A recent Supreme Court case in England and Wales confirmed that horizontal drilling below a private landowners' land without permission constitutes trespass. The position is likely to be the same in Scotland. Accordingly, rights to drill will need to be obtained from all owners of land under which a well will pass and not just from the owner of the site of the well pad.
In addition, if there are any third party rights to mines and minerals, rights in favour of utilities or statutory undertakers or if the subsurface is not owned by the surface landowner, these will have to be dealt with as part of the negotiations.
If agreement cannot be reached between the operator and the relevant landowner(s), an application can be made to court for an order granting the necessary rights. If the court decides to make such an order it will require compensation to be paid by the operator. This compensation is calculated on the basis of what would be fair and reasonable between a willing operator and a willing landowner having regard to the conditions of the order. In practice, this court procedure is little used although the principles upon which a court would calculate the compensation payable can be used as a starting point in negotiations with landowner(s) in relation to rent.
Local perception of the risks and benefits of an onshore unconventional gas development is likely to be an important element in the planning of any onshore activities. The UK Government's policy is that local communities should receive tangible benefits from hosting developments. The Office for Unconventional Gas and Oil is looking at how benefits may be provided and intends to develop proposals on this by summer 2013.
While any substantial community benefits are unlikely to be provided by operators until the production phase, this point may be raised during consultations with stakeholders prior to the exploration and appraisal phase.
The models for the provision of community benefits that are being developed in relation to onshore wind developments may well be adapted for use in relation to onshore unconventional oil and gas developments.
These models include:
- An opportunity for investment by a community body (or members of the community individually) in exchange for an equity participation in the development.
- The establishment of a fund by the operator which is then managed by a third party or by a community body, who decides how to spend the contributions made by the developer. (In Scotland a charitable body, Foundation Scotland, has been set up through which communities can receive advice on community benefits from wind farms and which can be used to manage funds provided by operators).
- The making of grants by the operator to specific projects or to existing community bodies engaged in activities.
Barriers to development?

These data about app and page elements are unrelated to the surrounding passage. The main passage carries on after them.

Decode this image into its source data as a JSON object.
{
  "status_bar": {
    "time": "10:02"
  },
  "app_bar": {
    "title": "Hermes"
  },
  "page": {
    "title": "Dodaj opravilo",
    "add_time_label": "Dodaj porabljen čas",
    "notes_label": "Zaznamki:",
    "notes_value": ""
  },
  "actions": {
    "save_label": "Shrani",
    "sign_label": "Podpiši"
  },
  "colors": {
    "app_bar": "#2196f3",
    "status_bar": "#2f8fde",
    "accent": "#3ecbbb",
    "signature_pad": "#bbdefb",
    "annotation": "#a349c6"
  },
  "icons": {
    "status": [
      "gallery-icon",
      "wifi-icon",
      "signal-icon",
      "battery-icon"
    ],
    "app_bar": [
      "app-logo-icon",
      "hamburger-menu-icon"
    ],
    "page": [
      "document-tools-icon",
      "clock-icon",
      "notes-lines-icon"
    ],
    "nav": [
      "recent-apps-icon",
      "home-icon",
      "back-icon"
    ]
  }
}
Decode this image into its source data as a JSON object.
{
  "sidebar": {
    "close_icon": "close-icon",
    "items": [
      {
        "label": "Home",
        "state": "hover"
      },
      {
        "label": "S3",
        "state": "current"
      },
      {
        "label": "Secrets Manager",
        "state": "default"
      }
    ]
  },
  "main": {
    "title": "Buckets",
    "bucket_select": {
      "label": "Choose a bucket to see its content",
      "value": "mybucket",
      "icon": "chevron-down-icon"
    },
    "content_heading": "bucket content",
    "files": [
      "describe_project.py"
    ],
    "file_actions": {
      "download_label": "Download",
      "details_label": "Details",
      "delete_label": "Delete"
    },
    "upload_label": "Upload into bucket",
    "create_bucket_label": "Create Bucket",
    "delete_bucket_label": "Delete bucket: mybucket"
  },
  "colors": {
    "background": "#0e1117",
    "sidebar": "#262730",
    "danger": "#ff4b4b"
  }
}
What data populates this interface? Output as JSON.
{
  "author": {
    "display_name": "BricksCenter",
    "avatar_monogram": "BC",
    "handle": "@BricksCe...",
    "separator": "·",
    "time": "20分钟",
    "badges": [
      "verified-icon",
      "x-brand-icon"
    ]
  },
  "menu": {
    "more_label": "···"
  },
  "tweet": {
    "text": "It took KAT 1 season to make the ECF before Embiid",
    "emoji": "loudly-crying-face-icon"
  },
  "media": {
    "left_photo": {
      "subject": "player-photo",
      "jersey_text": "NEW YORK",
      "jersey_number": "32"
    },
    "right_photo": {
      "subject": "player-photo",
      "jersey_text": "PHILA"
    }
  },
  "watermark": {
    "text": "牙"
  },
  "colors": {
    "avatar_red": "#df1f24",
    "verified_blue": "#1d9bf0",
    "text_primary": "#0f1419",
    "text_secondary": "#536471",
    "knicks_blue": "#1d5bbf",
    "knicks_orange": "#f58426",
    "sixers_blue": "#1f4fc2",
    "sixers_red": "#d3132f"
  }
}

There has been a good deal of commentary that the UK’s regulatory regime and land rights may restrict the development of its unconventional resources (and the consequent benefits that this could bring). However, operators in both the UK’s onshore conventional and offshore sectors are used to dealing with a strict regulatory regime and the UK’s land rights have not so far been a significant issue in relation to the development of conventional resources. Accordingly, we do not see these issues as being insurmountable barriers to future development. Rather, the key issues at this stage appear to be whether the geology of the UK will support economically viable unconventional production and whether the proposed new tax regime will provide sufficient incentives to encourage operators to invest.